From the comment bag

  • General blogroll policy: If you link to me on your blogroll, let me know, I'm happy to reciprocate. So Dead Issue gets added, as soon as I can get to the template editor...

    If you've already linked to me and you're not on the roll, just drop a note in comments or email me.

  • From Sven, this link to a review of Victor Davis Hanson's screed about the Peloponnesian War made me laugh. Especially this bit:
    Some of the other mistakes are on a whole different scale. Take the title, A War Like No Other. If Hanson believes that the Peloponnesian War was really so unique, why does he spend his first chapters making far-fetched connections between that war and every other war in history? If he wanted his title to reflect what he actually argues, Hanson should have called this book A War Like Nearly Every Other, Especially Iraq.
What always gets me is the North American conception of the Peloponnesian War always sees America as Athens. Now, there are some definite similarities, but it's unclear to me why an American would see this as a good thing. What's the laudatory aspect of Athenian history? The way it turned a defensive alliance in to a vehicle for imperial power and enriching one city? The poorly thought out strategies of Pericles which brought Athens to war without a means to win? Maybe the most eerily prescient part of Thucydides is when Pericles tells the liberals in Athens -- who were arguing that Athens should take a softer line with the subject cities -- that while democracy was all well and good for Athens, the world had to be ruled as a tyranny. Athens, Pericles said, couldn't afford to let go of the empire once they had it, because the cities who'd once been Athens' subjects would turn around and destroy Athens.
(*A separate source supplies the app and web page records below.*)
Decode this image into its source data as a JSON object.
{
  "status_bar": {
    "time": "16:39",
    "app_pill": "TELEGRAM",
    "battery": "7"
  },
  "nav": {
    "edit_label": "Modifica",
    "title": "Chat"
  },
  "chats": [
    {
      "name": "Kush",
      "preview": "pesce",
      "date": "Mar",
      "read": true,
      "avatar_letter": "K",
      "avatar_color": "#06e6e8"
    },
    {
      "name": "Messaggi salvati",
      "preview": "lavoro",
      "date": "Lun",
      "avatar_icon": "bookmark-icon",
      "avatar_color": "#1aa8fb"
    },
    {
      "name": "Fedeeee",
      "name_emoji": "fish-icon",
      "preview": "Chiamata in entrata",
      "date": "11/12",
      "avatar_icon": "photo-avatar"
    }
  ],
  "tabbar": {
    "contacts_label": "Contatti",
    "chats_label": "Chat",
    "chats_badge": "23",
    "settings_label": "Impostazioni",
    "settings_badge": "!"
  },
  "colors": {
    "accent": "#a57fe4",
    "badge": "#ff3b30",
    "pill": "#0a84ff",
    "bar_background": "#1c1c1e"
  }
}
I think every single conqueror in history has probably just repeated Pericles. But again, why would an American (other than crazy old Victor Hanson) ever see this as a good thing, something worth emulating?

6 comments:
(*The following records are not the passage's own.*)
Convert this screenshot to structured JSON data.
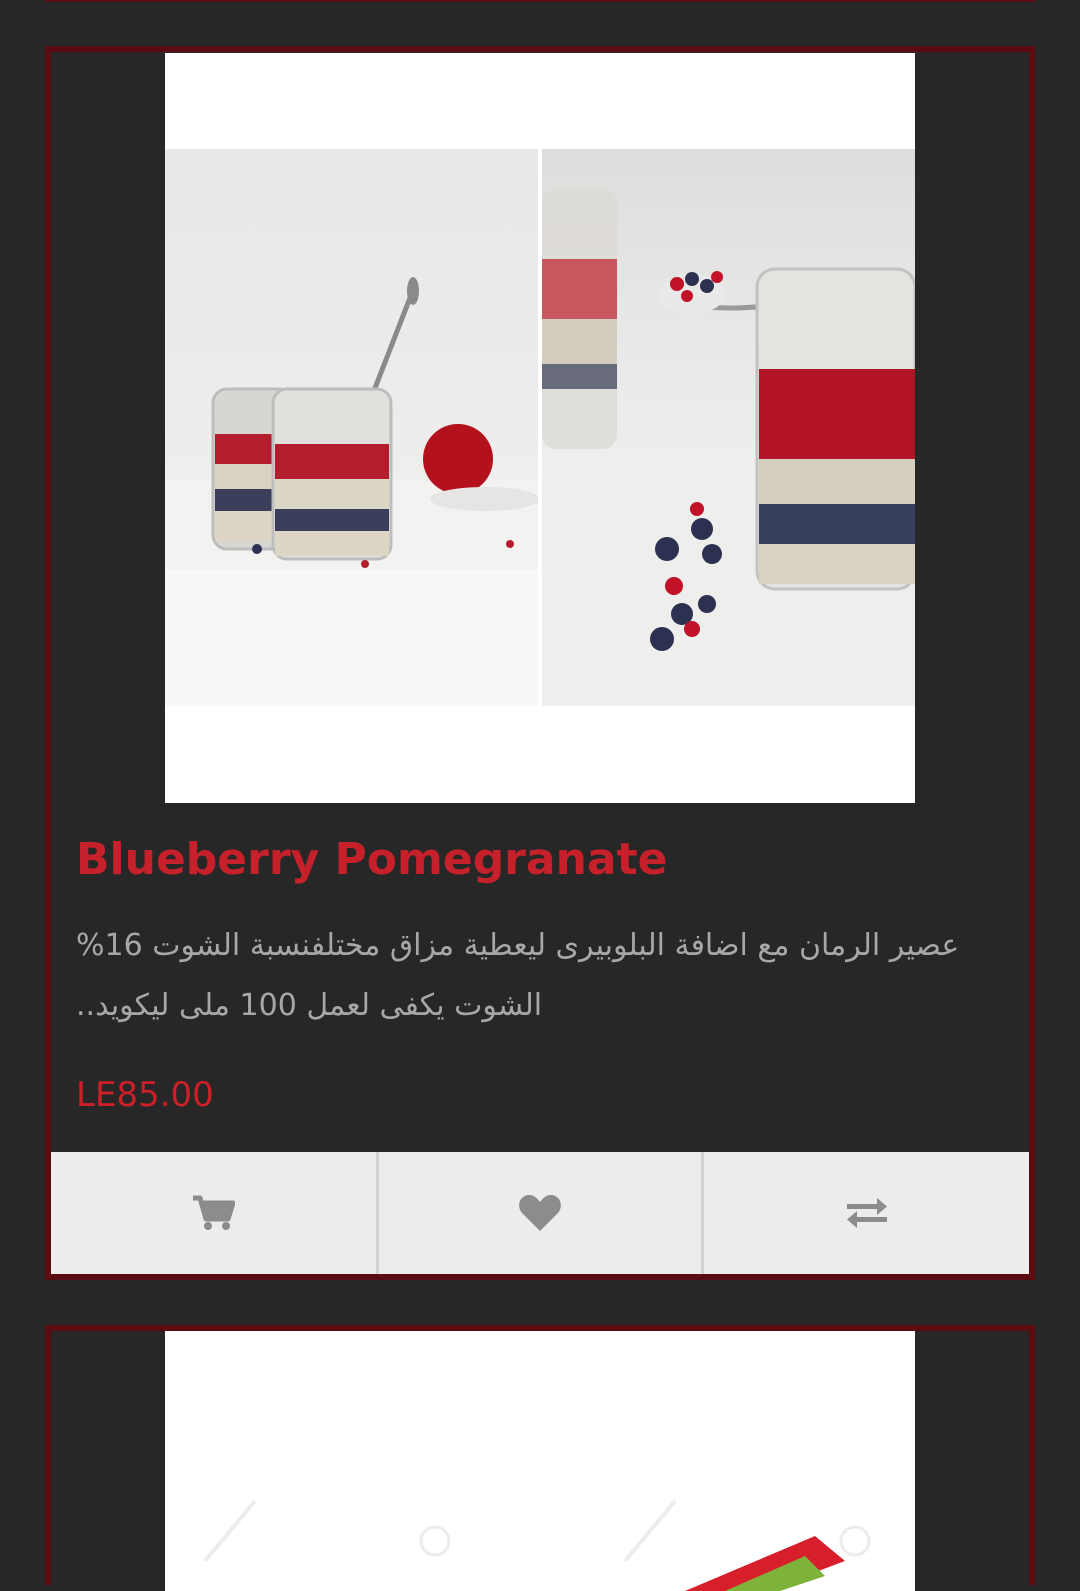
{
  "product": {
    "title": "Blueberry Pomegranate",
    "description": "عصير الرمان مع اضافة البلوبيرى ليعطية مزاق مختلفنسبة الشوت 16% الشوت يكفى لعمل 100 ملى ليكويد..",
    "price": "LE85.00"
  },
  "actions": {
    "cart_icon": "cart-icon",
    "wishlist_icon": "heart-icon",
    "compare_icon": "exchange-icon"
  },
  "colors": {
    "accent": "#c6202b",
    "card_border": "#5a0c12",
    "background": "#272727",
    "description_text": "#a7a7a7",
    "action_bar": "#ececec",
    "icon": "#8c8c8c"
  }
}
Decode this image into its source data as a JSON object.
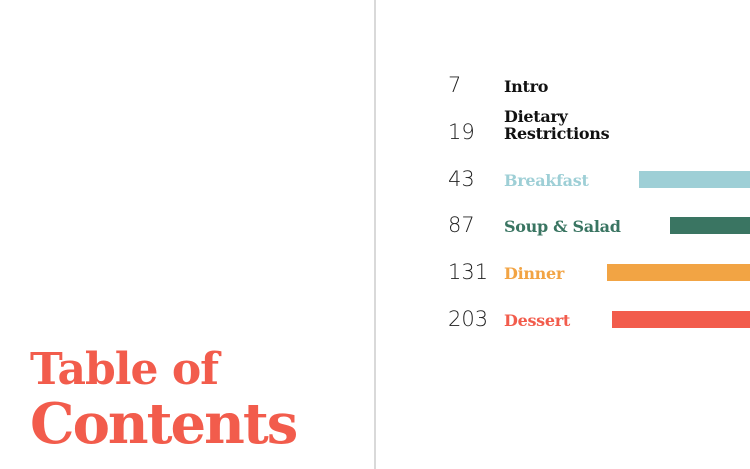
{
  "title": {
    "line1": "Table of",
    "line2": "Contents",
    "color": "#f25c4c"
  },
  "entries": [
    {
      "page": "7",
      "label": "Intro",
      "color": "#111111"
    },
    {
      "page": "19",
      "label": "Dietary",
      "label2": "Restrictions",
      "color": "#111111"
    },
    {
      "page": "43",
      "label": "Breakfast",
      "color": "#9ecfd6"
    },
    {
      "page": "87",
      "label": "Soup & Salad",
      "color": "#3a7562"
    },
    {
      "page": "131",
      "label": "Dinner",
      "color": "#f2a444"
    },
    {
      "page": "203",
      "label": "Dessert",
      "color": "#f25c4c"
    }
  ]
}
Joseph Krengel said...

There is one very good reason to identify Athens with America... this is something that a professor of mine named Mark Neufeld described:
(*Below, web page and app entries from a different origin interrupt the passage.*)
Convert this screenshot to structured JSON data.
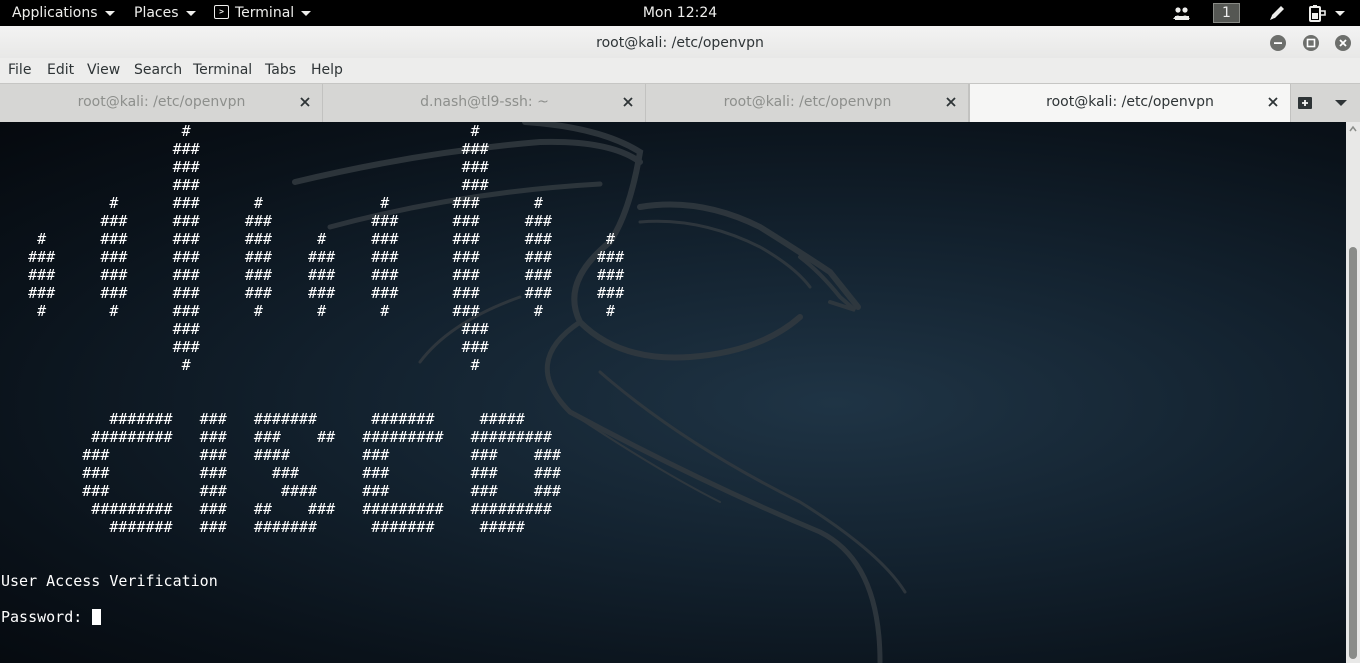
{
  "topbar": {
    "applications_label": "Applications",
    "places_label": "Places",
    "app_label": "Terminal",
    "clock": "Mon 12:24",
    "workspace_number": "1"
  },
  "window": {
    "title": "root@kali: /etc/openvpn"
  },
  "menubar": {
    "items": [
      "File",
      "Edit",
      "View",
      "Search",
      "Terminal",
      "Tabs",
      "Help"
    ]
  },
  "tabs": [
    {
      "label": "root@kali: /etc/openvpn",
      "active": false
    },
    {
      "label": "d.nash@tl9-ssh: ~",
      "active": false
    },
    {
      "label": "root@kali: /etc/openvpn",
      "active": false
    },
    {
      "label": "root@kali: /etc/openvpn",
      "active": true
    }
  ],
  "terminal": {
    "banner_lines": [
      "                    #                               #",
      "                   ###                             ###",
      "                   ###                             ###",
      "                   ###                             ###",
      "            #      ###      #             #       ###      #",
      "           ###     ###     ###           ###      ###     ###",
      "    #      ###     ###     ###     #     ###      ###     ###      #",
      "   ###     ###     ###     ###    ###    ###      ###     ###     ###",
      "   ###     ###     ###     ###    ###    ###      ###     ###     ###",
      "   ###     ###     ###     ###    ###    ###      ###     ###     ###",
      "    #       #      ###      #      #      #       ###      #       #",
      "                   ###                             ###",
      "                   ###                             ###",
      "                    #                               #",
      "",
      "",
      "            #######   ###   #######      #######     #####",
      "          #########   ###   ###    ##   #########   #########",
      "         ###          ###   ####        ###         ###    ###",
      "         ###          ###     ###       ###         ###    ###",
      "         ###          ###      ####     ###         ###    ###",
      "          #########   ###   ##    ###   #########   #########",
      "            #######   ###   #######      #######     #####",
      "",
      "",
      "User Access Verification",
      ""
    ],
    "prompt": "Password: "
  },
  "colors": {
    "topbar_bg": "#000000",
    "titlebar_bg": "#e8e8e7",
    "terminal_fg": "#ffffff",
    "terminal_bg": "#0a121a"
  }
}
There are two types of power in International Relations; real power and contingent power. Real power is not only the capability to act, but the power to exert influence without acting. Contingent power is power that requires action to exert influence.

In the Athenian example we need not look further than the Delian league. At it's outset Athens could demand exorbitant sums of money from her client states (real power) without question. Yet, as the state declined her power to act in this way was curtailed, and eventually to hold the league together Athens was forced to raze the island of Thassos, which had refused payment.

deadissue said...

Much obliged! I look forward to reading your work.

Uncorrected Proofs said...

On your general blogroll policy, I link to you from my blogroll at Uncorrected Proofs. Thanks in advance for the link.

Declan said...

I've linked here for a while now. But I'm skeptical that you will update your blogroll. Have you followed your link to 'Sinister Thoughts' lately? :)

john said...

"Have you followed your link to 'Sinister Thoughts' lately?"

Umm.... blogroll emeritus.

So what's the deal with that... Is it truly, as I suspect, that Greg at "They call me Mr. Sinister" is the same Greg from "Sinister Thoughts"?

Declan said...

I assume it's the same Greg. It seems as though his old Sinister Thoughts address has been picked up by ... something, (some kind of ineffective spam-blog maybe?) One more reason not to shut down your old blogs entirely when you stop using them, I guess...

(Thanks for the link)